YOUR INSTRUCTIONS:
Would you give the entries again word for word, with no pictures in the copy?

ENTRIES SHOWN:

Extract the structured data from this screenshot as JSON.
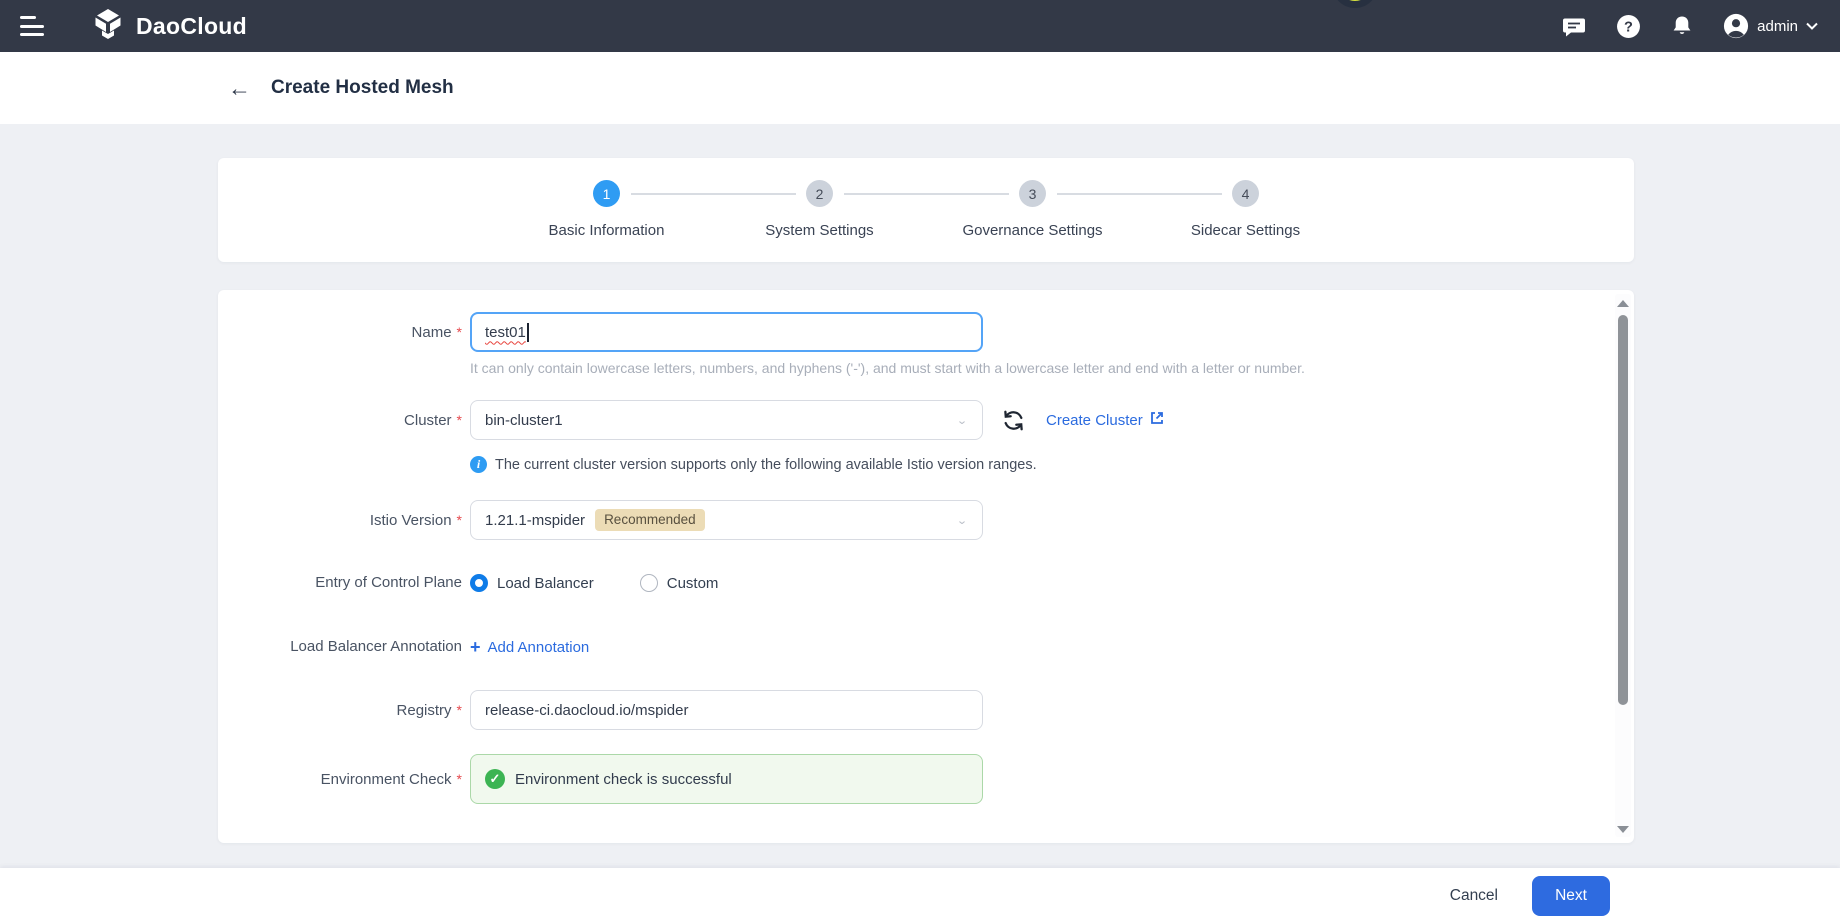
{
  "navbar": {
    "brand": "DaoCloud",
    "user_label": "admin"
  },
  "header": {
    "title": "Create Hosted Mesh"
  },
  "stepper": {
    "steps": [
      {
        "num": "1",
        "label": "Basic Information"
      },
      {
        "num": "2",
        "label": "System Settings"
      },
      {
        "num": "3",
        "label": "Governance Settings"
      },
      {
        "num": "4",
        "label": "Sidecar Settings"
      }
    ]
  },
  "form": {
    "name": {
      "label": "Name",
      "value": "test01",
      "help": "It can only contain lowercase letters, numbers, and hyphens ('-'), and must start with a lowercase letter and end with a letter or number."
    },
    "cluster": {
      "label": "Cluster",
      "value": "bin-cluster1",
      "create_link": "Create Cluster",
      "note": "The current cluster version supports only the following available Istio version ranges."
    },
    "istio": {
      "label": "Istio Version",
      "value": "1.21.1-mspider",
      "badge": "Recommended"
    },
    "entry": {
      "label": "Entry of Control Plane",
      "option1": "Load Balancer",
      "option2": "Custom"
    },
    "annotation": {
      "label": "Load Balancer Annotation",
      "add_label": "Add Annotation"
    },
    "registry": {
      "label": "Registry",
      "value": "release-ci.daocloud.io/mspider"
    },
    "env": {
      "label": "Environment Check",
      "message": "Environment check is successful"
    }
  },
  "footer": {
    "cancel": "Cancel",
    "next": "Next"
  },
  "colors": {
    "navbar_bg": "#333947",
    "step_active_blue": "#2f9cf3",
    "focus_border_blue": "#54a4f7",
    "link_blue": "#2b6bdf",
    "primary_button_blue": "#2e6be0",
    "radio_blue": "#0f7ce8",
    "success_green": "#3cb453",
    "success_bg": "#f1f9ee",
    "badge_bg": "#ecdcb6",
    "required_red": "#e5484d",
    "page_bg": "#eef0f4"
  }
}
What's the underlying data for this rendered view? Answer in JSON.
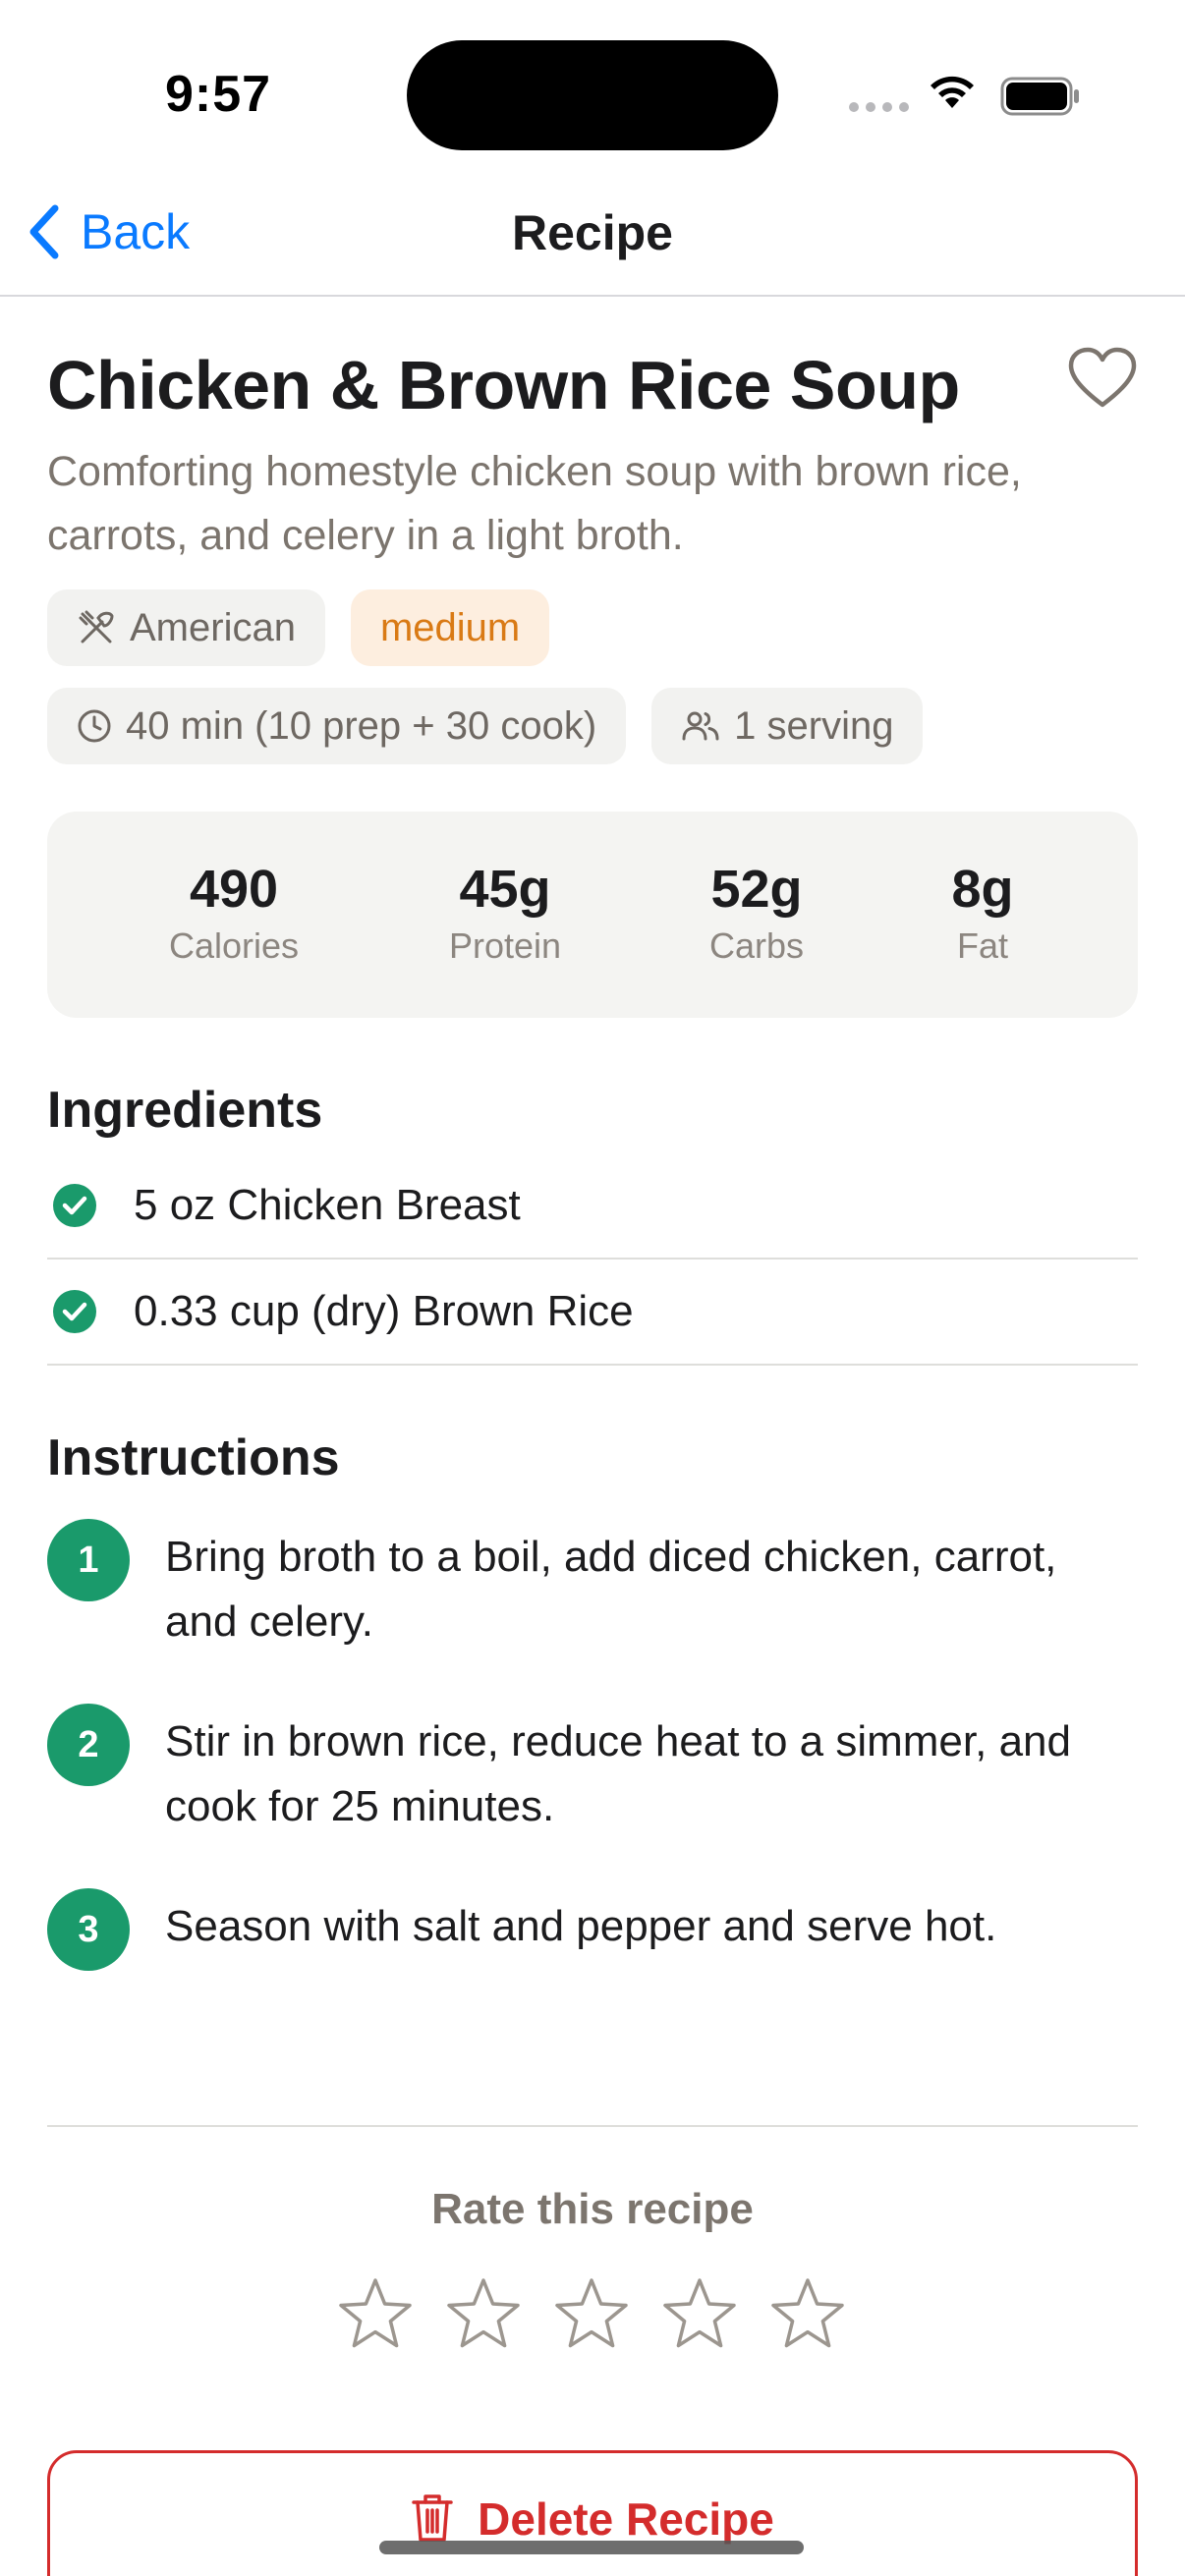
{
  "status_bar": {
    "time": "9:57"
  },
  "nav": {
    "back_label": "Back",
    "title": "Recipe"
  },
  "recipe": {
    "title": "Chicken & Brown Rice Soup",
    "favorited": false,
    "description": "Comforting homestyle chicken soup with brown rice, carrots, and celery in a light broth.",
    "cuisine": "American",
    "difficulty": "medium",
    "time": "40 min (10 prep + 30 cook)",
    "servings": "1 serving"
  },
  "nutrition": [
    {
      "value": "490",
      "label": "Calories"
    },
    {
      "value": "45g",
      "label": "Protein"
    },
    {
      "value": "52g",
      "label": "Carbs"
    },
    {
      "value": "8g",
      "label": "Fat"
    }
  ],
  "ingredients": {
    "title": "Ingredients",
    "items": [
      {
        "text": "5 oz Chicken Breast",
        "checked": true
      },
      {
        "text": "0.33 cup (dry) Brown Rice",
        "checked": true
      }
    ]
  },
  "instructions": {
    "title": "Instructions",
    "steps": [
      {
        "number": "1",
        "text": "Bring broth to a boil, add diced chicken, carrot, and celery."
      },
      {
        "number": "2",
        "text": "Stir in brown rice, reduce heat to a simmer, and cook for 25 minutes."
      },
      {
        "number": "3",
        "text": "Season with salt and pepper and serve hot."
      }
    ]
  },
  "rating": {
    "title": "Rate this recipe",
    "value": 0,
    "max": 5
  },
  "delete": {
    "label": "Delete Recipe"
  },
  "colors": {
    "accent_blue": "#0a7aff",
    "step_green": "#1a9a6b",
    "difficulty_orange": "#d97a15",
    "delete_red": "#d42c2c"
  },
  "icons": {
    "back": "chevron-left-icon",
    "favorite": "heart-outline-icon",
    "cuisine": "utensils-crossed-icon",
    "time": "clock-icon",
    "servings": "users-icon",
    "ingredient": "check-circle-icon",
    "star": "star-outline-icon",
    "delete": "trash-icon"
  }
}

RESULT OF THE TASK:
Extract the structured data from this screenshot as JSON.
{
  "navbar": {
    "brand": "DaoCloud",
    "user_label": "admin"
  },
  "header": {
    "title": "Create Hosted Mesh"
  },
  "stepper": {
    "steps": [
      {
        "num": "1",
        "label": "Basic Information"
      },
      {
        "num": "2",
        "label": "System Settings"
      },
      {
        "num": "3",
        "label": "Governance Settings"
      },
      {
        "num": "4",
        "label": "Sidecar Settings"
      }
    ]
  },
  "form": {
    "name": {
      "label": "Name",
      "value": "test01",
      "help": "It can only contain lowercase letters, numbers, and hyphens ('-'), and must start with a lowercase letter and end with a letter or number."
    },
    "cluster": {
      "label": "Cluster",
      "value": "bin-cluster1",
      "create_link": "Create Cluster",
      "note": "The current cluster version supports only the following available Istio version ranges."
    },
    "istio": {
      "label": "Istio Version",
      "value": "1.21.1-mspider",
      "badge": "Recommended"
    },
    "entry": {
      "label": "Entry of Control Plane",
      "option1": "Load Balancer",
      "option2": "Custom"
    },
    "annotation": {
      "label": "Load Balancer Annotation",
      "add_label": "Add Annotation"
    },
    "registry": {
      "label": "Registry",
      "value": "release-ci.daocloud.io/mspider"
    },
    "env": {
      "label": "Environment Check",
      "message": "Environment check is successful"
    }
  },
  "footer": {
    "cancel": "Cancel",
    "next": "Next"
  },
  "colors": {
    "navbar_bg": "#333947",
    "step_active_blue": "#2f9cf3",
    "focus_border_blue": "#54a4f7",
    "link_blue": "#2b6bdf",
    "primary_button_blue": "#2e6be0",
    "radio_blue": "#0f7ce8",
    "success_green": "#3cb453",
    "success_bg": "#f1f9ee",
    "badge_bg": "#ecdcb6",
    "required_red": "#e5484d",
    "page_bg": "#eef0f4"
  }
}
What's the underlying data for this rendered view? Answer in JSON.
{
  "status_bar": {
    "time": "9:57"
  },
  "nav": {
    "back_label": "Back",
    "title": "Recipe"
  },
  "recipe": {
    "title": "Chicken & Brown Rice Soup",
    "favorited": false,
    "description": "Comforting homestyle chicken soup with brown rice, carrots, and celery in a light broth.",
    "cuisine": "American",
    "difficulty": "medium",
    "time": "40 min (10 prep + 30 cook)",
    "servings": "1 serving"
  },
  "nutrition": [
    {
      "value": "490",
      "label": "Calories"
    },
    {
      "value": "45g",
      "label": "Protein"
    },
    {
      "value": "52g",
      "label": "Carbs"
    },
    {
      "value": "8g",
      "label": "Fat"
    }
  ],
  "ingredients": {
    "title": "Ingredients",
    "items": [
      {
        "text": "5 oz Chicken Breast",
        "checked": true
      },
      {
        "text": "0.33 cup (dry) Brown Rice",
        "checked": true
      }
    ]
  },
  "instructions": {
    "title": "Instructions",
    "steps": [
      {
        "number": "1",
        "text": "Bring broth to a boil, add diced chicken, carrot, and celery."
      },
      {
        "number": "2",
        "text": "Stir in brown rice, reduce heat to a simmer, and cook for 25 minutes."
      },
      {
        "number": "3",
        "text": "Season with salt and pepper and serve hot."
      }
    ]
  },
  "rating": {
    "title": "Rate this recipe",
    "value": 0,
    "max": 5
  },
  "delete": {
    "label": "Delete Recipe"
  },
  "colors": {
    "accent_blue": "#0a7aff",
    "step_green": "#1a9a6b",
    "difficulty_orange": "#d97a15",
    "delete_red": "#d42c2c"
  },
  "icons": {
    "back": "chevron-left-icon",
    "favorite": "heart-outline-icon",
    "cuisine": "utensils-crossed-icon",
    "time": "clock-icon",
    "servings": "users-icon",
    "ingredient": "check-circle-icon",
    "star": "star-outline-icon",
    "delete": "trash-icon"
  }
}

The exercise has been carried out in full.